One of my friends has excellent credit; like, over 800 excellent. He pays all his bills on time, and worked furiously to pay off all his student loan debt within a year of graduating. However, he is concerned that his “home buying score” is still not good enough. In fact, he was worried he didn’t have one at all. To me, that sounded a little bit…well, wrong. After all, if you have good credit, you’re guaranteed to be approved for a low-interest home loan….right? Well, it turns out that he is actually partially right. Mortgage companies go into much further depth when deciding whether or not to approve you for a loan. And yes, your generic score IS different than your “home buying” credit score. Someone who has a 650 generic score may actually have only a 615 for home lenders. Check out this post by Chris Birk at the Credit.com Blog for more information:
The reality is lending agencies rely on unique scoring formulas weighted for mortgage-related factors. It’s a risk-hedging move designed to help banks better assess whether you’re a good candidate for the financial responsibility of a mortgage. That’s often a frustrating revelation for potential borrowers.
The consumer-centric score you might purchase from an entity like FICO can still provide a solid sense of where you stand.
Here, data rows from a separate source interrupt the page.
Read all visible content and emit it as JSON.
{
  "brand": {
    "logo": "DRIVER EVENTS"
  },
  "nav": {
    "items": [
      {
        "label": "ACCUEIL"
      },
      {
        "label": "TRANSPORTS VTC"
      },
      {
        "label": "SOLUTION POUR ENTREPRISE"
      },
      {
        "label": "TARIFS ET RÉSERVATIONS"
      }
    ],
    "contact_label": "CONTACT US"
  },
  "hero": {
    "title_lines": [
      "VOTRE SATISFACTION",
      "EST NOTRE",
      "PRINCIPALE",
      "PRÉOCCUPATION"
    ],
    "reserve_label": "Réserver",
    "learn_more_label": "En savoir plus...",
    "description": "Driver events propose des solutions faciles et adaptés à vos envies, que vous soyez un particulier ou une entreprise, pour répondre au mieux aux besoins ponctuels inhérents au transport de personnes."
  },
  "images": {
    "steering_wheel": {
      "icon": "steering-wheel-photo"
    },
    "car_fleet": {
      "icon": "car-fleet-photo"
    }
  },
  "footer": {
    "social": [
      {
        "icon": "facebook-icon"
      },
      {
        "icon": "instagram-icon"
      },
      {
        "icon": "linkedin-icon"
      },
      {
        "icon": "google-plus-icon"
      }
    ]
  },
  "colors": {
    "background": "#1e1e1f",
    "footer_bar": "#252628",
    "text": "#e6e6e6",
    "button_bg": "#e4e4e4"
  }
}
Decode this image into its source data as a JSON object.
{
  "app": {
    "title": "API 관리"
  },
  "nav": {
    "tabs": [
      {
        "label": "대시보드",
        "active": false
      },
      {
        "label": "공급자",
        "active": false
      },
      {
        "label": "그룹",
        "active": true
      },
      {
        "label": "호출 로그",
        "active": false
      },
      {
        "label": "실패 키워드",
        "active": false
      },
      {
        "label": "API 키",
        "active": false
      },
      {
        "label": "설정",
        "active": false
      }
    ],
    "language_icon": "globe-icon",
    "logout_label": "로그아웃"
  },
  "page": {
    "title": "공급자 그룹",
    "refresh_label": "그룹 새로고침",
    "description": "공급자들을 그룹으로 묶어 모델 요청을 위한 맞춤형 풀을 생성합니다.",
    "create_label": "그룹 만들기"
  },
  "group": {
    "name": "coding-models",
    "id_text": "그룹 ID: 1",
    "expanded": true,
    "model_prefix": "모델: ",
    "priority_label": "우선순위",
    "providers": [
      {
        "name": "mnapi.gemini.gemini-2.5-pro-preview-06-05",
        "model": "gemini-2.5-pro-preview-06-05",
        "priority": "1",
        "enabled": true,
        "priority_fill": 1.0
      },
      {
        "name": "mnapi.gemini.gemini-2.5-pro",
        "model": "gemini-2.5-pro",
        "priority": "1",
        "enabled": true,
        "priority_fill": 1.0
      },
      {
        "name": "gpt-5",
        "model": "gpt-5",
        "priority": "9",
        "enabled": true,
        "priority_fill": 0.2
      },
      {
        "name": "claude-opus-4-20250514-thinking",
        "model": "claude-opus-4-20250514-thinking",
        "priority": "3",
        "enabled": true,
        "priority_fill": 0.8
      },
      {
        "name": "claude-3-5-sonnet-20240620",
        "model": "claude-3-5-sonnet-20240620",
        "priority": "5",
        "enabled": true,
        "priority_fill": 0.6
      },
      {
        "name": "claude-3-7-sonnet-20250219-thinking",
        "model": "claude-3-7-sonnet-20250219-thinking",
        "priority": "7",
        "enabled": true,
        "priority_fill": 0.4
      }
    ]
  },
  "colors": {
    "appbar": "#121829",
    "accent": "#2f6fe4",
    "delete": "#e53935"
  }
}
But its limitations are especially glaring for borrowers on the edge.